But hospital employees say that the prospective buyer should commit to operating the Family Birth Center for at least 20 years if they want voters to approve the sale.
NUHW created a petition to save the hospital’s Family Birth Center. Their website reads, “Bringing babies into the world isn’t a big money-maker for hospital chains like Providence, but it shouldn’t have to be. It’s an essential service of any community hospital—and one that Providence can easily afford to provide. Providence has $12 billion in cash reserves and made a $20 million profit operating Petaluma Valley in Fiscal Year 2019.”
Goerlich reiterates how impactful it is for a small community hospital to have OB/GYN services. “Most of our nurses in OB live in Petaluma … their kids go to school with kids that they helped birth. People connect to this little hospital throughout their lives; it’s a nice, tight community.”

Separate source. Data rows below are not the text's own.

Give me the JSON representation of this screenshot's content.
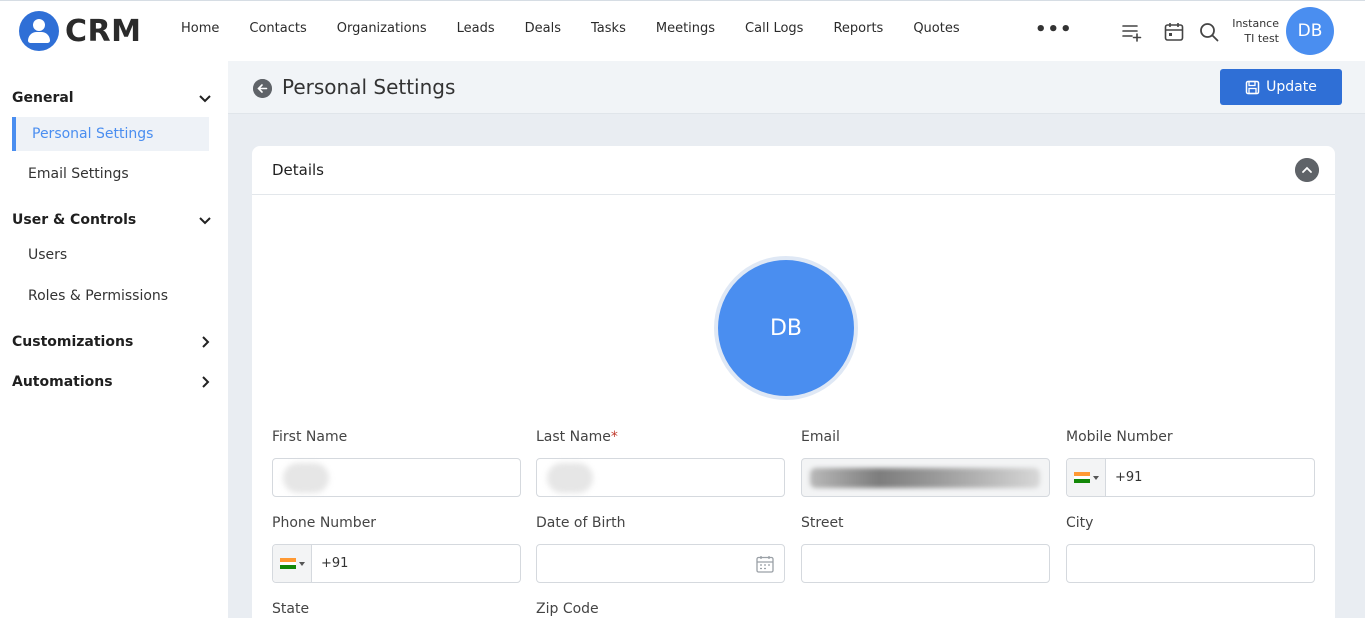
{
  "app": {
    "logo_text": "CRM"
  },
  "nav": {
    "items": [
      "Home",
      "Contacts",
      "Organizations",
      "Leads",
      "Deals",
      "Tasks",
      "Meetings",
      "Call Logs",
      "Reports",
      "Quotes"
    ],
    "more": "•••"
  },
  "user": {
    "instance_line1": "Instance",
    "instance_line2": "TI test",
    "initials": "DB"
  },
  "sidebar": {
    "general": "General",
    "personal_settings": "Personal Settings",
    "email_settings": "Email Settings",
    "user_controls": "User & Controls",
    "users": "Users",
    "roles_permissions": "Roles & Permissions",
    "customizations": "Customizations",
    "automations": "Automations"
  },
  "page": {
    "title": "Personal Settings",
    "update_label": "Update"
  },
  "details": {
    "title": "Details",
    "avatar_initials": "DB",
    "fields": {
      "first_name": {
        "label": "First Name",
        "value": ""
      },
      "last_name": {
        "label": "Last Name",
        "required_mark": "*",
        "value": ""
      },
      "email": {
        "label": "Email",
        "value": ""
      },
      "mobile": {
        "label": "Mobile Number",
        "code": "+91"
      },
      "phone": {
        "label": "Phone Number",
        "code": "+91"
      },
      "dob": {
        "label": "Date of Birth",
        "value": ""
      },
      "street": {
        "label": "Street",
        "value": ""
      },
      "city": {
        "label": "City",
        "value": ""
      },
      "state": {
        "label": "State"
      },
      "zip": {
        "label": "Zip Code"
      }
    }
  },
  "colors": {
    "accent": "#2f6fd6",
    "avatar": "#4a8ef0",
    "active_item": "#4a8ef0"
  }
}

In July, Newsweek named PVH one of the Best Maternity Care Hospitals in 2020. The study, a partnership with The Leapfrog Group, featured 231 hospitals throughout the country.
Goerlich says, “There is a possibility of losing something very, very special if it all becomes corporatized.”
Both SNP and NUHW confirm that Providence St. Joseph Health refuses to meet with both unions together, despite frequent requests.
“Right now is their opportunity to put their best foot forward, to show the Petaluma community what they’re getting,” Goerlich says. “[NorCal HealthConnect] should be selling themselves! Not making empty promises—they need to put their commitments in writing.”
While NorCal HeathConnect’s website says that PHCD’s board unanimously supports the sale, NUHW Organizer Tyler Kissinger says that the Healthcare District—who relies on rent that the hospital operator pays to them—was put in a difficult position because Providence St. Joseph has acted like a bully.
“Members of the Health Care District have worked as hard as they could to make the deal as good as possible,” Kissinger says. “They have put forward tentative terms of sale and we live in a democracy, so now it’s on us and members of the community to say either, ‘We like this,’ or ‘Here’s what we think could be better.’’’
Providence St. Joseph’s handling of Covid-19 has also been a major concern at PVH. Goerlich said the two unions pushed to meet with the hospital operator together at the beginning of shelter-in-place orders to anticipate needs. Nearly seven months later, they say that the operator has refused to meet with both unions at the same time and has failed to protect the safety of their employees and patients.
Buck says, “… the current operator has regularly met with NUHW leaders to discuss its ongoing Covid-19 response. That response includes: personal protective equipment for caregivers, hospital-paid testing for caregivers with potential workplace exposures, multiple emergency pay programs, 100 percent in-network coverage of Covid-19 conditions by the Providence St. Joseph Health group health plans, and additional childcare resources.”
But Kissinger and Goerlich both attest that many of these claims are not accurate. As of Oct. 8, NUHW has not received a response to a collective bargaining agreement they sent the operator in late August concerning PVH’s treatment of Covid-19 cases. Goerlich says that he has witnessed chaotic nights with PPE shortages and compromised negative-pressure rooms.
Kissinger says, “I think it speaks to them as a corporation [that they won’t meet with our unions together]. It’s shocking anytime, given that healthcare relies on teamwork, but it’s particularly shocking that they’ve chosen to lean into keeping us separate during a pandemic.”